Robert Olcott

When I reflected on an incident in the southeast Bronx, decades ago, where an eight year old member of the Savage Skulls gang was brought into the ER with a gunshot wound to his thigh, accompanied by two older gang members–to make sure he didn’t cry when the bullet was removed…, and when I attended a “Grand Rounds” continuing education presentation by an epidemiologist, at [then] Dartmouth Medical School in 2000, where the doctor noted: “52% of Detroit Metropolitan Area Schoolchildren met the [then] DSM-IV criteria for PTSD”, I’m left questioning whether the “family unit” is sufficient to raise a… Read more »

Robert Olcott
Robert Olcott

I found myself reflecting on the preface of “Caregiver, Caretaker: From Dysfunctional to Authentic Nursing Service”, where 85% of the Bachelor degreed nurses in the California Nurses Association admitted growing up in alcoholic households.
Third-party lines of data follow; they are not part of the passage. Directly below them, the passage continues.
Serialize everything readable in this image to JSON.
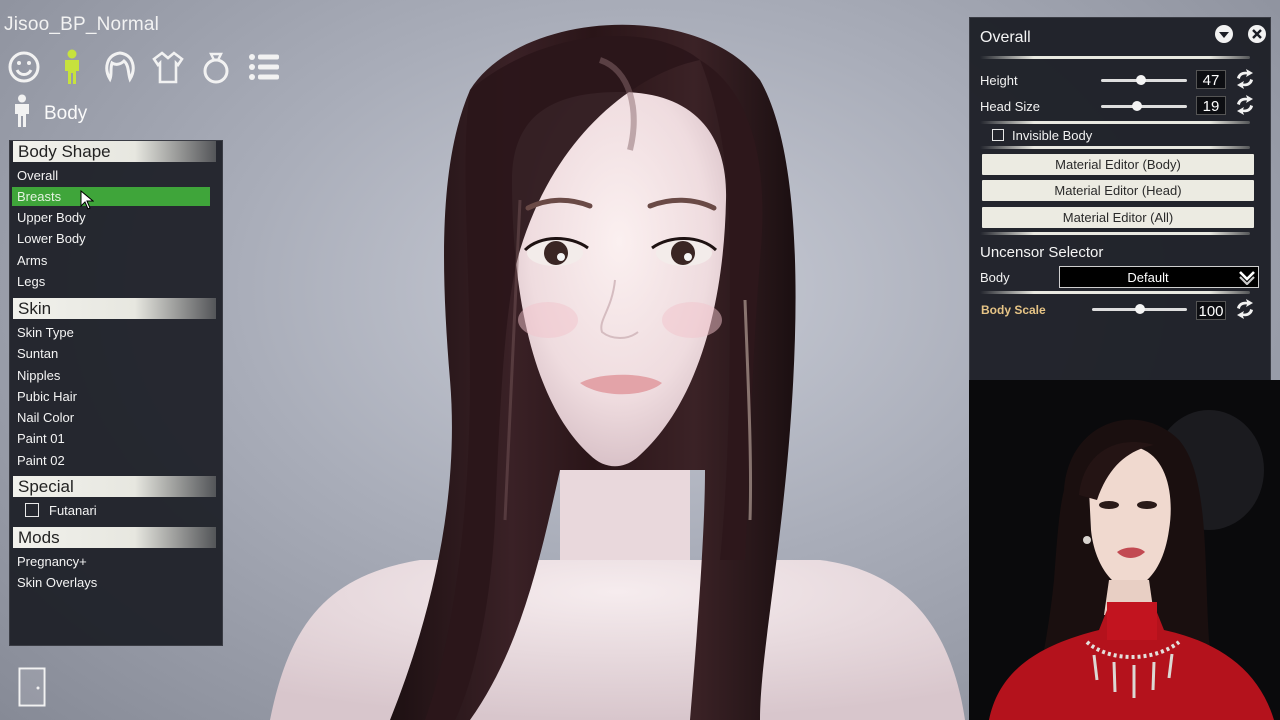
{
  "scene_title": "Jisoo_BP_Normal",
  "category_icons": [
    "face-icon",
    "body-icon",
    "hair-icon",
    "clothes-icon",
    "accessory-icon",
    "list-icon"
  ],
  "section": {
    "icon": "body-icon",
    "title": "Body"
  },
  "left_menu": {
    "body_shape": {
      "header": "Body Shape",
      "items": [
        "Overall",
        "Breasts",
        "Upper Body",
        "Lower Body",
        "Arms",
        "Legs"
      ],
      "active": "Breasts"
    },
    "skin": {
      "header": "Skin",
      "items": [
        "Skin Type",
        "Suntan",
        "Nipples",
        "Pubic Hair",
        "Nail Color",
        "Paint 01",
        "Paint 02"
      ]
    },
    "special": {
      "header": "Special",
      "futanari_label": "Futanari",
      "futanari_checked": false
    },
    "mods": {
      "header": "Mods",
      "items": [
        "Pregnancy+",
        "Skin Overlays"
      ]
    }
  },
  "right_panel": {
    "title": "Overall",
    "height": {
      "label": "Height",
      "value": "47",
      "fraction": 0.47
    },
    "head_size": {
      "label": "Head Size",
      "value": "19",
      "fraction": 0.42
    },
    "invisible_body": {
      "label": "Invisible Body",
      "checked": false
    },
    "material_buttons": [
      "Material Editor (Body)",
      "Material Editor (Head)",
      "Material Editor (All)"
    ],
    "uncensor": {
      "title": "Uncensor Selector",
      "body_label": "Body",
      "body_value": "Default",
      "scale_label": "Body Scale",
      "scale_value": "100",
      "scale_fraction": 0.5
    }
  },
  "colors": {
    "active_item": "#3fa53a",
    "panel_bg": "#1b1d25",
    "header_bg": "#ecebe2",
    "body_scale_label": "#e6c486"
  }
}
Considering the results of the U.S. CDC/Kaiser-Permanente ACE [Adverse Childhood Experiences] Study, this experience may be quite common in our ‘Individualistic Culture”…


I find this very interesting and would like to learn more.